- **Records shown**
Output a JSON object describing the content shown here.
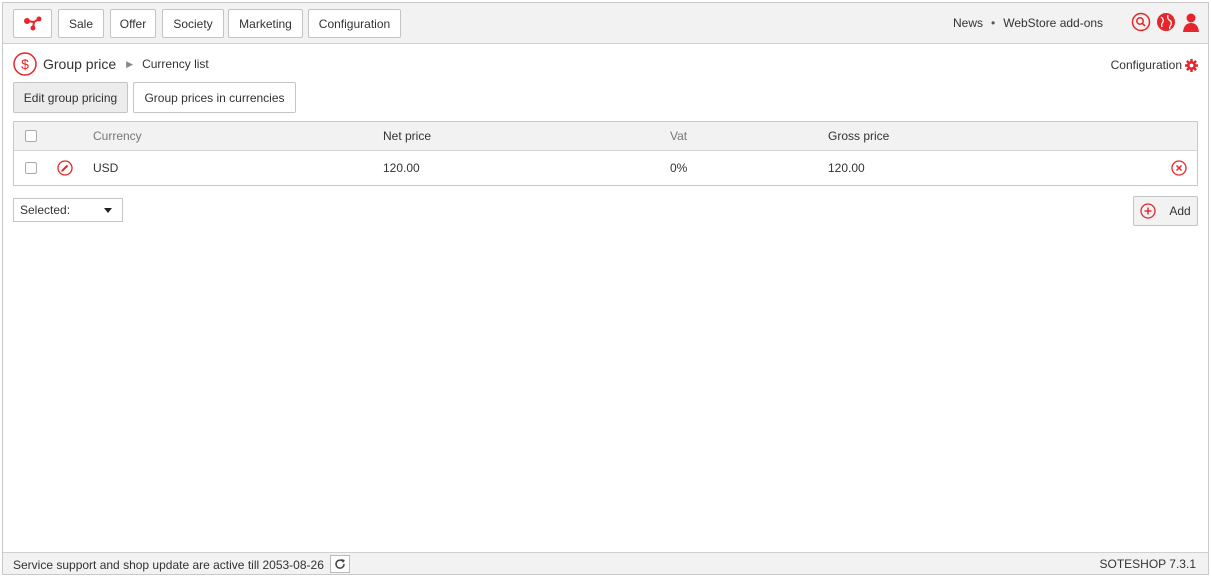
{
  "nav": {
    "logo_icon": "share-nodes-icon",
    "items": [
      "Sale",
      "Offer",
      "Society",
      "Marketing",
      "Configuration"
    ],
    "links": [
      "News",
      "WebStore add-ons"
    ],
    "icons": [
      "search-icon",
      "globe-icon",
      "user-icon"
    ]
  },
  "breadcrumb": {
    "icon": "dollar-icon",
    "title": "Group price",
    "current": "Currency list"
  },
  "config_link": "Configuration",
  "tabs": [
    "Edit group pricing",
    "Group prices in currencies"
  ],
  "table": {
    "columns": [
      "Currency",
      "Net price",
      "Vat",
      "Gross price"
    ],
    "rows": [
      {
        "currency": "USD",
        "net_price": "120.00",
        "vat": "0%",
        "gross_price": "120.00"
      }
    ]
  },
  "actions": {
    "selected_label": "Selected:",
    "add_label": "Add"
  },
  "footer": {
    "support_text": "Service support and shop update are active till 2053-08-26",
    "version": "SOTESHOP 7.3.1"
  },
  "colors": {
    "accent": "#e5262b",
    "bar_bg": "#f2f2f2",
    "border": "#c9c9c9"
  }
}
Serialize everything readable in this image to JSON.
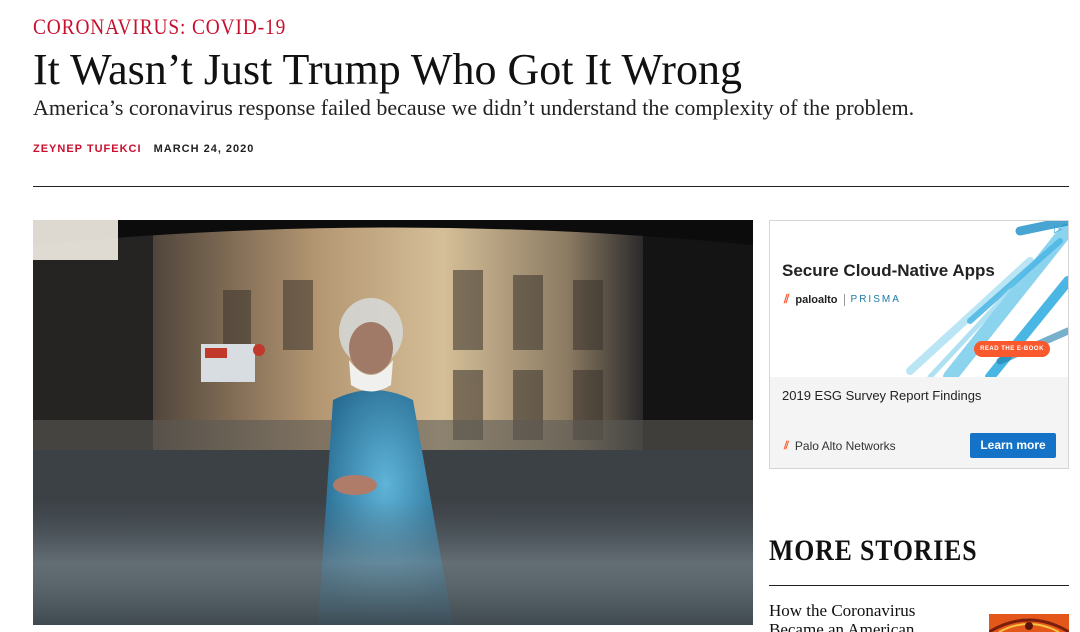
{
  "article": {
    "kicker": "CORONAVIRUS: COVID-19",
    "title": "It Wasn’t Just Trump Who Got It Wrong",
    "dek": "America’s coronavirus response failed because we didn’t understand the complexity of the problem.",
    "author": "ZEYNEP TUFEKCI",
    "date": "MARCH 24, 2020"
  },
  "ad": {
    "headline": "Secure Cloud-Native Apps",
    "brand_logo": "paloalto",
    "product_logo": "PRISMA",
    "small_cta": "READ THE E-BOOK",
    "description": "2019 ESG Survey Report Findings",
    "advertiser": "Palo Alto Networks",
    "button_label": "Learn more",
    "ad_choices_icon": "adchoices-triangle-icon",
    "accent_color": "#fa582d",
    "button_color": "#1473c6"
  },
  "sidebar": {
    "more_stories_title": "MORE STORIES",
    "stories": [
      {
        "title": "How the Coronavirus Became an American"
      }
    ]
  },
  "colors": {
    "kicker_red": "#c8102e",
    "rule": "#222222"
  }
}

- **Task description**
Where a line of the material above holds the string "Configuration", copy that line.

- **Result**
      "Configuration"
  "config_link": "Configuration",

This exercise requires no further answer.